**Task directions:**
Below is a block of records. Copy every line in it that contains the word "true".

**Data provided:**
+--
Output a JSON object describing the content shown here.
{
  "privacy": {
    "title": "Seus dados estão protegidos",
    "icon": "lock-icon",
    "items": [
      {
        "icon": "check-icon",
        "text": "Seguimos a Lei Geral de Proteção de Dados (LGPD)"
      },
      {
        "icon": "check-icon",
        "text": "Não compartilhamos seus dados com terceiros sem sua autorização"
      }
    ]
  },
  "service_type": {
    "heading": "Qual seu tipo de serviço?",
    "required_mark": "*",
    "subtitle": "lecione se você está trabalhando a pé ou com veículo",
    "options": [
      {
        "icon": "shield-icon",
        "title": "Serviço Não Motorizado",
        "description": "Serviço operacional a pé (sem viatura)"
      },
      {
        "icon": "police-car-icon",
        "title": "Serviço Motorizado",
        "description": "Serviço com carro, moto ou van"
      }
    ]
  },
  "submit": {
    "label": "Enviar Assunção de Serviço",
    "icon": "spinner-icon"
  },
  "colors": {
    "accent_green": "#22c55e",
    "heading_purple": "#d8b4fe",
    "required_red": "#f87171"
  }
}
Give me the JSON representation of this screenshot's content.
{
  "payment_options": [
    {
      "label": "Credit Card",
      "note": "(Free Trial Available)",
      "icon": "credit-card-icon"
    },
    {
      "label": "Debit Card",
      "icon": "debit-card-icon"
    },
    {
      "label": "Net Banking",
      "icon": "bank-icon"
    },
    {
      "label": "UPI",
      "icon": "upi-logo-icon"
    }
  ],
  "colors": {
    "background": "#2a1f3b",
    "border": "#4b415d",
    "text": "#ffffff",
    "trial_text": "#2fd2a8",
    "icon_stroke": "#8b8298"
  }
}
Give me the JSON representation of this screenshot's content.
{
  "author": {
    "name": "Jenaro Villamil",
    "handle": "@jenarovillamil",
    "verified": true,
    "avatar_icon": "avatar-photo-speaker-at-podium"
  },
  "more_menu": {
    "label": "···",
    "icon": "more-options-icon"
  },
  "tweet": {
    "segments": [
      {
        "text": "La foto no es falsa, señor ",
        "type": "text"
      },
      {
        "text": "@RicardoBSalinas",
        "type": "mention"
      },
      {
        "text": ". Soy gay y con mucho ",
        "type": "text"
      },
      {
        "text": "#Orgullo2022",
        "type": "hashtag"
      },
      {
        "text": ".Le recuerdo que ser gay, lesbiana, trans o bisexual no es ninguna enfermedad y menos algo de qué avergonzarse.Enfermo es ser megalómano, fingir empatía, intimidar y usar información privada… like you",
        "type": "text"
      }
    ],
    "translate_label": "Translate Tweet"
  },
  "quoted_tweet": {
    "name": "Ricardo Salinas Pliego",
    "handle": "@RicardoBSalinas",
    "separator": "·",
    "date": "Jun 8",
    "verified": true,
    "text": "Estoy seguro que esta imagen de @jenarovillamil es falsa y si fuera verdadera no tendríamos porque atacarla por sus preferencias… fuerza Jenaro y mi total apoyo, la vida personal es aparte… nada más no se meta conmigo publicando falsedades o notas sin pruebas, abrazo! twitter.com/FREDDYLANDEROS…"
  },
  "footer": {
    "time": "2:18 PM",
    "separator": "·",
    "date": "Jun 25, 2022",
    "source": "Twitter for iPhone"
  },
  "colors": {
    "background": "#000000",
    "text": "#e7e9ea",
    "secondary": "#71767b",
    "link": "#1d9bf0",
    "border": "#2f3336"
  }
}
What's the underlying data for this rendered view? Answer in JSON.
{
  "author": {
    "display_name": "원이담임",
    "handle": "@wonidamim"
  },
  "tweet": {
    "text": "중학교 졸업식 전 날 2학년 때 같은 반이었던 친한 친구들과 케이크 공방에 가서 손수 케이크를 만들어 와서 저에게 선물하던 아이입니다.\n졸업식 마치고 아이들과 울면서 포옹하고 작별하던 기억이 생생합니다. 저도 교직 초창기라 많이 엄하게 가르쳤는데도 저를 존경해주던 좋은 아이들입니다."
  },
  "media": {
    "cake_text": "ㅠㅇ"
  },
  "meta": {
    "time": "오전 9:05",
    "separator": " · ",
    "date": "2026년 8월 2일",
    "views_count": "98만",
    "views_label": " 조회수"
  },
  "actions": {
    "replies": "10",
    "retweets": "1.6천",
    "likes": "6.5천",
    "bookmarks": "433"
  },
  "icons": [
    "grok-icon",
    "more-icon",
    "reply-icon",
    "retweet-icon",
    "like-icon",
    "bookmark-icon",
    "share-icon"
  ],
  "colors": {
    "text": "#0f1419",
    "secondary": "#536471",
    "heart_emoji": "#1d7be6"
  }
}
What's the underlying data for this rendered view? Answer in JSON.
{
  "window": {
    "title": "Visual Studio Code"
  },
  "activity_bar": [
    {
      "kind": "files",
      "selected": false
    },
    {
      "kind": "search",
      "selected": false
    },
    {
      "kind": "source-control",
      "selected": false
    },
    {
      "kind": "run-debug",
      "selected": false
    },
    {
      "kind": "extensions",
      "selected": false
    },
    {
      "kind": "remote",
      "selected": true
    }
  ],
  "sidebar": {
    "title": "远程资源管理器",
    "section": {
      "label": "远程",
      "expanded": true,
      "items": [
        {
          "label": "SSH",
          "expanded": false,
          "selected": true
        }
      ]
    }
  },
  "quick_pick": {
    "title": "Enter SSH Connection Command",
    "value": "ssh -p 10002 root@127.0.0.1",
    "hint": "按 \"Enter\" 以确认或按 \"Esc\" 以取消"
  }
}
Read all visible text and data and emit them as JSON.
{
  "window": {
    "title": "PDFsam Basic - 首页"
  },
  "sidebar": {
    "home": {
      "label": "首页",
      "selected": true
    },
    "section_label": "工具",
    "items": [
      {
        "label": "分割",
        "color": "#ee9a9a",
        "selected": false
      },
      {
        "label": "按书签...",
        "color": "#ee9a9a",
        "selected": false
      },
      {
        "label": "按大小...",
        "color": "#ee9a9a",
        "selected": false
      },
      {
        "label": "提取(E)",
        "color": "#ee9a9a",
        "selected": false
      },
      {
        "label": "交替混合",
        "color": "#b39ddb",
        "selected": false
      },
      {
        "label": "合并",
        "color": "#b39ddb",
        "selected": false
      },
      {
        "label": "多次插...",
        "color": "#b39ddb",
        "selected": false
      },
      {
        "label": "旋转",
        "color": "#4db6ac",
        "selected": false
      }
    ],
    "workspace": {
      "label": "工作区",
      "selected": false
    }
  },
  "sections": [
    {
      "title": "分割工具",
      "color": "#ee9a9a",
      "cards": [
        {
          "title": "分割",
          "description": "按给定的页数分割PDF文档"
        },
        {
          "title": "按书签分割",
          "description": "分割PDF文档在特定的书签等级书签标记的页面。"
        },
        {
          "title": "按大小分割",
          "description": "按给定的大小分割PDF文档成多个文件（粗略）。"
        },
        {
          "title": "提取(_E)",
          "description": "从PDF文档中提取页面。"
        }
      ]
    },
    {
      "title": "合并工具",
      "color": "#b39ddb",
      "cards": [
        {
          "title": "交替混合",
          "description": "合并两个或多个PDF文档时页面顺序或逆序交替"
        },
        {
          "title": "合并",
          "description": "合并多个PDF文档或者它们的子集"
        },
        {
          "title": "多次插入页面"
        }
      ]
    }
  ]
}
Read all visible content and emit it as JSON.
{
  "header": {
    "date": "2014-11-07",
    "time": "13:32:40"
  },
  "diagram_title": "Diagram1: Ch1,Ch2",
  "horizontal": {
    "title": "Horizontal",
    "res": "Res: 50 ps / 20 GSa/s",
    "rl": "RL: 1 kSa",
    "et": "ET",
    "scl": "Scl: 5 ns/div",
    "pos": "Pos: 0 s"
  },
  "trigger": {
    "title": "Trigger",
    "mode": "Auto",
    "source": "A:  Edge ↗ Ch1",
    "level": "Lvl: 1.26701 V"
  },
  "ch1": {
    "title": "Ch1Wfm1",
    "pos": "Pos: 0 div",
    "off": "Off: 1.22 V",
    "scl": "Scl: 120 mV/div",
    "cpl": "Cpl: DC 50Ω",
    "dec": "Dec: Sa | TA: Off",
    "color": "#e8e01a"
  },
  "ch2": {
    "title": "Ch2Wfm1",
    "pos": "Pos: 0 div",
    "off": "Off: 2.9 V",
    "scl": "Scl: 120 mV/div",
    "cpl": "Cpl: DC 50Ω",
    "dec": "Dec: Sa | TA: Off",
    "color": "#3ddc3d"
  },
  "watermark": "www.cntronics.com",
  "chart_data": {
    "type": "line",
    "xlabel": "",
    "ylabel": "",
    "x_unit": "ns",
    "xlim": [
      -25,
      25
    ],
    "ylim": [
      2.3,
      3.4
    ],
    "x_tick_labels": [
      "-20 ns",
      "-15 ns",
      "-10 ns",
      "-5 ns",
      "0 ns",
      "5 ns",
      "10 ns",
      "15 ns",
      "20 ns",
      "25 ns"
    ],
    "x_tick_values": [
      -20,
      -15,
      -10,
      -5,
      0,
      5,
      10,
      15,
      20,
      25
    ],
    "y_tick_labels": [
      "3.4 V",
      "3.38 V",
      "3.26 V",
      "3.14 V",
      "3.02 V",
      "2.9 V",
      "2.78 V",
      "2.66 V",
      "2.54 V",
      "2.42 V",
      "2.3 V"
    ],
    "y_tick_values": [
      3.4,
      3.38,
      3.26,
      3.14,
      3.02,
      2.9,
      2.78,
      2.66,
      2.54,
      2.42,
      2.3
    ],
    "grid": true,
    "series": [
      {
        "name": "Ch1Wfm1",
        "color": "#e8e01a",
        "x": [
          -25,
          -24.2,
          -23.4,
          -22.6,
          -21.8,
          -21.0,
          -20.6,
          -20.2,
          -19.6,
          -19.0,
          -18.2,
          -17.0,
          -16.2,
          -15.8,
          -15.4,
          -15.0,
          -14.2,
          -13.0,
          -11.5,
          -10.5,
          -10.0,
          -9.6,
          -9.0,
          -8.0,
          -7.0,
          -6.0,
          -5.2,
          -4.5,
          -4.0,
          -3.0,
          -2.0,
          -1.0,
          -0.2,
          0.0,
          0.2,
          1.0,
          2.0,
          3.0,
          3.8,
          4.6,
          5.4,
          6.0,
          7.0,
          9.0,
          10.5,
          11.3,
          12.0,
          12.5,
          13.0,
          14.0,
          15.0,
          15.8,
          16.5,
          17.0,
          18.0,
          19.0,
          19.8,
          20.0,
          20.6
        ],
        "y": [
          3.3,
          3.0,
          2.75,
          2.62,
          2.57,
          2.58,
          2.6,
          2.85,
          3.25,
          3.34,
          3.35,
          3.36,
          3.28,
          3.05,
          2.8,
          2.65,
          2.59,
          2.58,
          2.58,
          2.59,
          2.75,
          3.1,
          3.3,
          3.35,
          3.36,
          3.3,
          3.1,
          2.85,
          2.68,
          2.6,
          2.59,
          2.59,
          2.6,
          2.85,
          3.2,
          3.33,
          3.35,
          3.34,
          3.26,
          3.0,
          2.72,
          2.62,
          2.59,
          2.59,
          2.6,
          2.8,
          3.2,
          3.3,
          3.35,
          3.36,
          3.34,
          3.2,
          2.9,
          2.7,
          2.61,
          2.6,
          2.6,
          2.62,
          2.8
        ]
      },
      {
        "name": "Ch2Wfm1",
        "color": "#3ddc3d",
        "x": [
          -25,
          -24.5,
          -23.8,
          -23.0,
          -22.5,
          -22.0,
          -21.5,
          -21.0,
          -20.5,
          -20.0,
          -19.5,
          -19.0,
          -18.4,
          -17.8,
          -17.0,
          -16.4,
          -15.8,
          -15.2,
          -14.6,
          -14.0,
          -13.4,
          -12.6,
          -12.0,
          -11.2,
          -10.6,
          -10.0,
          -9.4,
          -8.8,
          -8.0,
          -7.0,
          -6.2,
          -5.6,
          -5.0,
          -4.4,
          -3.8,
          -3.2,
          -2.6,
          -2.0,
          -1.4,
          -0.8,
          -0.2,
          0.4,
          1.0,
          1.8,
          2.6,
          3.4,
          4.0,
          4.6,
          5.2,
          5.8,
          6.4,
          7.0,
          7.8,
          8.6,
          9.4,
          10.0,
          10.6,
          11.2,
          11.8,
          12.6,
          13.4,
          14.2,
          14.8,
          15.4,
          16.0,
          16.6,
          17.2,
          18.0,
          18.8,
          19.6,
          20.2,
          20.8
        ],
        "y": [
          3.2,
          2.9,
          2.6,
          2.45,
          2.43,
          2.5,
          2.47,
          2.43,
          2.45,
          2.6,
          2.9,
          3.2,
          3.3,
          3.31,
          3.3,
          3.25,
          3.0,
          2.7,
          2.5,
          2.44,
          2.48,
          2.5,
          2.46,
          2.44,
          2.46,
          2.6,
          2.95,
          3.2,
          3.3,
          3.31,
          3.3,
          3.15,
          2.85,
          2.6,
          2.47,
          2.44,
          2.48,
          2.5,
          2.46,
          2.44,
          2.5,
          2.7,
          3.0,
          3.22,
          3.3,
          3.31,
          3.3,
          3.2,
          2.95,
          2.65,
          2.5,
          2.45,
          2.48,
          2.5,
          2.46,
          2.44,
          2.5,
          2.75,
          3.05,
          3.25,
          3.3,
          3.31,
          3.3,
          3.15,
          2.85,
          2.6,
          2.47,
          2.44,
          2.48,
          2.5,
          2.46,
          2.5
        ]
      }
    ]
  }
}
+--
**Solution to this exercise:**
    "verified": true,
    "verified": true,
      "selected": true
      "expanded": true,
          "selected": true
      "selected": true
    "grid": true,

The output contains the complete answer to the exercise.